WORK INSTRUCTIONS ▸ Word for word, copy out the records given below.

Dataset rows for apps and sites ▸

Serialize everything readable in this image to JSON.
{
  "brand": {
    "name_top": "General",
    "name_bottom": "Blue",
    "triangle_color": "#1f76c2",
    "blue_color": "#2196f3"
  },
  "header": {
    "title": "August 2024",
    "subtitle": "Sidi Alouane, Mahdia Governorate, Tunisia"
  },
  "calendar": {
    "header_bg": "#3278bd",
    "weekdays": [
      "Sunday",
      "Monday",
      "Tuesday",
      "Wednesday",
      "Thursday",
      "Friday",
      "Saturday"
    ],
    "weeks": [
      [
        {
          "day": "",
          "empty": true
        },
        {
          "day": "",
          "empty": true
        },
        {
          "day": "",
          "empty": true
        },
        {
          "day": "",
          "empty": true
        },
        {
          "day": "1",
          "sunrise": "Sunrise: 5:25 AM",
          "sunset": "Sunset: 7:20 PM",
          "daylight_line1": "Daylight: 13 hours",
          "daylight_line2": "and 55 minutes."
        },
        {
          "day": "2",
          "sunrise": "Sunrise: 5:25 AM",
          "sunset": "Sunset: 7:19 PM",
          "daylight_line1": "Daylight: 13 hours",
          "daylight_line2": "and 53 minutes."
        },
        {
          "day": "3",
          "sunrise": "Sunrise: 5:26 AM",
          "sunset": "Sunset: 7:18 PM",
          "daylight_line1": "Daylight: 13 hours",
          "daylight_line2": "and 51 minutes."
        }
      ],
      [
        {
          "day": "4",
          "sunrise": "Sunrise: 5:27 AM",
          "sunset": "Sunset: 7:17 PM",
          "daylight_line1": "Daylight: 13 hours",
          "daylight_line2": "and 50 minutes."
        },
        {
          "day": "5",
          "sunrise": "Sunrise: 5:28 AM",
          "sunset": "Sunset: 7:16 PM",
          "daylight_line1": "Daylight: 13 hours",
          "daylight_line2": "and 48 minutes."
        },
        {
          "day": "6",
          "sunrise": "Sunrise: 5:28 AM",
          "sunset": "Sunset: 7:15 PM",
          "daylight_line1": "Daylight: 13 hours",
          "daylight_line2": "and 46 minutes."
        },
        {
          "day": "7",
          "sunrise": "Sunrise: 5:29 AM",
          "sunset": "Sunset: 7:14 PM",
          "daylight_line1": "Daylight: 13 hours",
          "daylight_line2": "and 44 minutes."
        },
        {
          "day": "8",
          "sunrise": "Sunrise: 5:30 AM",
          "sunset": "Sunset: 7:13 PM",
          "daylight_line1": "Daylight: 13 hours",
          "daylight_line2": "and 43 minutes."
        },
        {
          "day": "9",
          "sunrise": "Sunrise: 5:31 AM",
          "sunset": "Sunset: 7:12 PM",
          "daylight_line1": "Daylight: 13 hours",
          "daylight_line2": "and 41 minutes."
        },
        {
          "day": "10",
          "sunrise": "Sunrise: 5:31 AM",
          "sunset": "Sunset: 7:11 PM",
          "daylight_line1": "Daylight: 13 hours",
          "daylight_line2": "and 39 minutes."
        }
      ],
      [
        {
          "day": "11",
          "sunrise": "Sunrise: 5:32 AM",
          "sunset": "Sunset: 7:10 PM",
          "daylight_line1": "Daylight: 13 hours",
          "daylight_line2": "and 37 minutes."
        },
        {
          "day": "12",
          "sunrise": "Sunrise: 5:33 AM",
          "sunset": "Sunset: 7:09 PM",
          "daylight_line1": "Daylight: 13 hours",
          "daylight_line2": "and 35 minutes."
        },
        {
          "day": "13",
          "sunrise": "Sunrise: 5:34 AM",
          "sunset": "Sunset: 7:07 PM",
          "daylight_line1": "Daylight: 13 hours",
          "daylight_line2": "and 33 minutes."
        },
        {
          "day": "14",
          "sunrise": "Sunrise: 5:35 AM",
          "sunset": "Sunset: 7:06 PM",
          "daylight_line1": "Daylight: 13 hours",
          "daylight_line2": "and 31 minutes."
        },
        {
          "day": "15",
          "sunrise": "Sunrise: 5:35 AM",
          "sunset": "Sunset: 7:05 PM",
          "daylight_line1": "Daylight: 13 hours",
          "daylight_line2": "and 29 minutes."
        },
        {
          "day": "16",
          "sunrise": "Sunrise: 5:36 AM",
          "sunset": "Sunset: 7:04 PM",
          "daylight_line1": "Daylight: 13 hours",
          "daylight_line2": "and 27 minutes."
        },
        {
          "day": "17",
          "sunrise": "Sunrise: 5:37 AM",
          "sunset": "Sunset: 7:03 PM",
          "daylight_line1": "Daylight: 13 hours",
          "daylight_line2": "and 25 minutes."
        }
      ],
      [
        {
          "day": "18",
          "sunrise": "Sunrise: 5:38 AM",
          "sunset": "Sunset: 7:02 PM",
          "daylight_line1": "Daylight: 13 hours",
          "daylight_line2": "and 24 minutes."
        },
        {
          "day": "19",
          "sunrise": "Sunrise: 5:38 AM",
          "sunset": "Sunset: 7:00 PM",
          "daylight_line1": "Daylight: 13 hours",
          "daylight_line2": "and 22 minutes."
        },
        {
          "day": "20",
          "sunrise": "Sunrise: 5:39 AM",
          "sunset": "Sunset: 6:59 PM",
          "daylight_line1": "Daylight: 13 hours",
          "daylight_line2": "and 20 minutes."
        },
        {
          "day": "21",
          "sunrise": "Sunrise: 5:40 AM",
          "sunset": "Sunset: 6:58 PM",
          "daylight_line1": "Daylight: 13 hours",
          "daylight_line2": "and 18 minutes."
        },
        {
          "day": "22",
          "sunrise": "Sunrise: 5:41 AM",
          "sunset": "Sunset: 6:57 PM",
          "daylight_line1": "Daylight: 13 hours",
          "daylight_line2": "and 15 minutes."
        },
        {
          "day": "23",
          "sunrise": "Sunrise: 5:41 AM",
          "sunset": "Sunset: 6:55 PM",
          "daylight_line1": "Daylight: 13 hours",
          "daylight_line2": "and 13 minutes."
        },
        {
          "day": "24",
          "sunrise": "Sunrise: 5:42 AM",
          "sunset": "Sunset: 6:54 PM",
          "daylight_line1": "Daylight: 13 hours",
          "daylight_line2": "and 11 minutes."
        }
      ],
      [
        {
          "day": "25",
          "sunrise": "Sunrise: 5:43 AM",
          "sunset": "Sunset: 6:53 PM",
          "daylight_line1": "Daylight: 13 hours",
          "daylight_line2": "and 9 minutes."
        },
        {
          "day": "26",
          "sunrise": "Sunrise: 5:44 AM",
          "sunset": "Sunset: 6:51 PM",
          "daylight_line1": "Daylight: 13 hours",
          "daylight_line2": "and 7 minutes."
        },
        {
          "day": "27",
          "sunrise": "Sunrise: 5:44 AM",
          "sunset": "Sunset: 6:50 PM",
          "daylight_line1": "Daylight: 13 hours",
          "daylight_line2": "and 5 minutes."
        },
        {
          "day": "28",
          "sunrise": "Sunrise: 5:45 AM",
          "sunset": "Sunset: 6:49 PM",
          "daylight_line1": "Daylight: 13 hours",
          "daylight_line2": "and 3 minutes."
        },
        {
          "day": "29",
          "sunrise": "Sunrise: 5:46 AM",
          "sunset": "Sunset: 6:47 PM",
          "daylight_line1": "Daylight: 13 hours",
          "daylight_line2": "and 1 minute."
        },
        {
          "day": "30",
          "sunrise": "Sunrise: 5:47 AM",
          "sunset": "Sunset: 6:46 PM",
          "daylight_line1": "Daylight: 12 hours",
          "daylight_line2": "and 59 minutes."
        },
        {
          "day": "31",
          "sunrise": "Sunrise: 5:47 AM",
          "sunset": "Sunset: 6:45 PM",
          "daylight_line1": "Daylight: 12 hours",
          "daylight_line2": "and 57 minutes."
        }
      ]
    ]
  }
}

TASK OUTPUT ▸
Serialize everything readable in this image to JSON.
{
  "brand": {
    "name_top": "General",
    "name_bottom": "Blue",
    "triangle_color": "#1f76c2",
    "blue_color": "#2196f3"
  },
  "header": {
    "title": "August 2024",
    "subtitle": "Sidi Alouane, Mahdia Governorate, Tunisia"
  },
  "calendar": {
    "header_bg": "#3278bd",
    "weekdays": [
      "Sunday",
      "Monday",
      "Tuesday",
      "Wednesday",
      "Thursday",
      "Friday",
      "Saturday"
    ],
    "weeks": [
      [
        {
          "day": "",
          "empty": true
        },
        {
          "day": "",
          "empty": true
        },
        {
          "day": "",
          "empty": true
        },
        {
          "day": "",
          "empty": true
        },
        {
          "day": "1",
          "sunrise": "Sunrise: 5:25 AM",
          "sunset": "Sunset: 7:20 PM",
          "daylight_line1": "Daylight: 13 hours",
          "daylight_line2": "and 55 minutes."
        },
        {
          "day": "2",
          "sunrise": "Sunrise: 5:25 AM",
          "sunset": "Sunset: 7:19 PM",
          "daylight_line1": "Daylight: 13 hours",
          "daylight_line2": "and 53 minutes."
        },
        {
          "day": "3",
          "sunrise": "Sunrise: 5:26 AM",
          "sunset": "Sunset: 7:18 PM",
          "daylight_line1": "Daylight: 13 hours",
          "daylight_line2": "and 51 minutes."
        }
      ],
      [
        {
          "day": "4",
          "sunrise": "Sunrise: 5:27 AM",
          "sunset": "Sunset: 7:17 PM",
          "daylight_line1": "Daylight: 13 hours",
          "daylight_line2": "and 50 minutes."
        },
        {
          "day": "5",
          "sunrise": "Sunrise: 5:28 AM",
          "sunset": "Sunset: 7:16 PM",
          "daylight_line1": "Daylight: 13 hours",
          "daylight_line2": "and 48 minutes."
        },
        {
          "day": "6",
          "sunrise": "Sunrise: 5:28 AM",
          "sunset": "Sunset: 7:15 PM",
          "daylight_line1": "Daylight: 13 hours",
          "daylight_line2": "and 46 minutes."
        },
        {
          "day": "7",
          "sunrise": "Sunrise: 5:29 AM",
          "sunset": "Sunset: 7:14 PM",
          "daylight_line1": "Daylight: 13 hours",
          "daylight_line2": "and 44 minutes."
        },
        {
          "day": "8",
          "sunrise": "Sunrise: 5:30 AM",
          "sunset": "Sunset: 7:13 PM",
          "daylight_line1": "Daylight: 13 hours",
          "daylight_line2": "and 43 minutes."
        },
        {
          "day": "9",
          "sunrise": "Sunrise: 5:31 AM",
          "sunset": "Sunset: 7:12 PM",
          "daylight_line1": "Daylight: 13 hours",
          "daylight_line2": "and 41 minutes."
        },
        {
          "day": "10",
          "sunrise": "Sunrise: 5:31 AM",
          "sunset": "Sunset: 7:11 PM",
          "daylight_line1": "Daylight: 13 hours",
          "daylight_line2": "and 39 minutes."
        }
      ],
      [
        {
          "day": "11",
          "sunrise": "Sunrise: 5:32 AM",
          "sunset": "Sunset: 7:10 PM",
          "daylight_line1": "Daylight: 13 hours",
          "daylight_line2": "and 37 minutes."
        },
        {
          "day": "12",
          "sunrise": "Sunrise: 5:33 AM",
          "sunset": "Sunset: 7:09 PM",
          "daylight_line1": "Daylight: 13 hours",
          "daylight_line2": "and 35 minutes."
        },
        {
          "day": "13",
          "sunrise": "Sunrise: 5:34 AM",
          "sunset": "Sunset: 7:07 PM",
          "daylight_line1": "Daylight: 13 hours",
          "daylight_line2": "and 33 minutes."
        },
        {
          "day": "14",
          "sunrise": "Sunrise: 5:35 AM",
          "sunset": "Sunset: 7:06 PM",
          "daylight_line1": "Daylight: 13 hours",
          "daylight_line2": "and 31 minutes."
        },
        {
          "day": "15",
          "sunrise": "Sunrise: 5:35 AM",
          "sunset": "Sunset: 7:05 PM",
          "daylight_line1": "Daylight: 13 hours",
          "daylight_line2": "and 29 minutes."
        },
        {
          "day": "16",
          "sunrise": "Sunrise: 5:36 AM",
          "sunset": "Sunset: 7:04 PM",
          "daylight_line1": "Daylight: 13 hours",
          "daylight_line2": "and 27 minutes."
        },
        {
          "day": "17",
          "sunrise": "Sunrise: 5:37 AM",
          "sunset": "Sunset: 7:03 PM",
          "daylight_line1": "Daylight: 13 hours",
          "daylight_line2": "and 25 minutes."
        }
      ],
      [
        {
          "day": "18",
          "sunrise": "Sunrise: 5:38 AM",
          "sunset": "Sunset: 7:02 PM",
          "daylight_line1": "Daylight: 13 hours",
          "daylight_line2": "and 24 minutes."
        },
        {
          "day": "19",
          "sunrise": "Sunrise: 5:38 AM",
          "sunset": "Sunset: 7:00 PM",
          "daylight_line1": "Daylight: 13 hours",
          "daylight_line2": "and 22 minutes."
        },
        {
          "day": "20",
          "sunrise": "Sunrise: 5:39 AM",
          "sunset": "Sunset: 6:59 PM",
          "daylight_line1": "Daylight: 13 hours",
          "daylight_line2": "and 20 minutes."
        },
        {
          "day": "21",
          "sunrise": "Sunrise: 5:40 AM",
          "sunset": "Sunset: 6:58 PM",
          "daylight_line1": "Daylight: 13 hours",
          "daylight_line2": "and 18 minutes."
        },
        {
          "day": "22",
          "sunrise": "Sunrise: 5:41 AM",
          "sunset": "Sunset: 6:57 PM",
          "daylight_line1": "Daylight: 13 hours",
          "daylight_line2": "and 15 minutes."
        },
        {
          "day": "23",
          "sunrise": "Sunrise: 5:41 AM",
          "sunset": "Sunset: 6:55 PM",
          "daylight_line1": "Daylight: 13 hours",
          "daylight_line2": "and 13 minutes."
        },
        {
          "day": "24",
          "sunrise": "Sunrise: 5:42 AM",
          "sunset": "Sunset: 6:54 PM",
          "daylight_line1": "Daylight: 13 hours",
          "daylight_line2": "and 11 minutes."
        }
      ],
      [
        {
          "day": "25",
          "sunrise": "Sunrise: 5:43 AM",
          "sunset": "Sunset: 6:53 PM",
          "daylight_line1": "Daylight: 13 hours",
          "daylight_line2": "and 9 minutes."
        },
        {
          "day": "26",
          "sunrise": "Sunrise: 5:44 AM",
          "sunset": "Sunset: 6:51 PM",
          "daylight_line1": "Daylight: 13 hours",
          "daylight_line2": "and 7 minutes."
        },
        {
          "day": "27",
          "sunrise": "Sunrise: 5:44 AM",
          "sunset": "Sunset: 6:50 PM",
          "daylight_line1": "Daylight: 13 hours",
          "daylight_line2": "and 5 minutes."
        },
        {
          "day": "28",
          "sunrise": "Sunrise: 5:45 AM",
          "sunset": "Sunset: 6:49 PM",
          "daylight_line1": "Daylight: 13 hours",
          "daylight_line2": "and 3 minutes."
        },
        {
          "day": "29",
          "sunrise": "Sunrise: 5:46 AM",
          "sunset": "Sunset: 6:47 PM",
          "daylight_line1": "Daylight: 13 hours",
          "daylight_line2": "and 1 minute."
        },
        {
          "day": "30",
          "sunrise": "Sunrise: 5:47 AM",
          "sunset": "Sunset: 6:46 PM",
          "daylight_line1": "Daylight: 12 hours",
          "daylight_line2": "and 59 minutes."
        },
        {
          "day": "31",
          "sunrise": "Sunrise: 5:47 AM",
          "sunset": "Sunset: 6:45 PM",
          "daylight_line1": "Daylight: 12 hours",
          "daylight_line2": "and 57 minutes."
        }
      ]
    ]
  }
}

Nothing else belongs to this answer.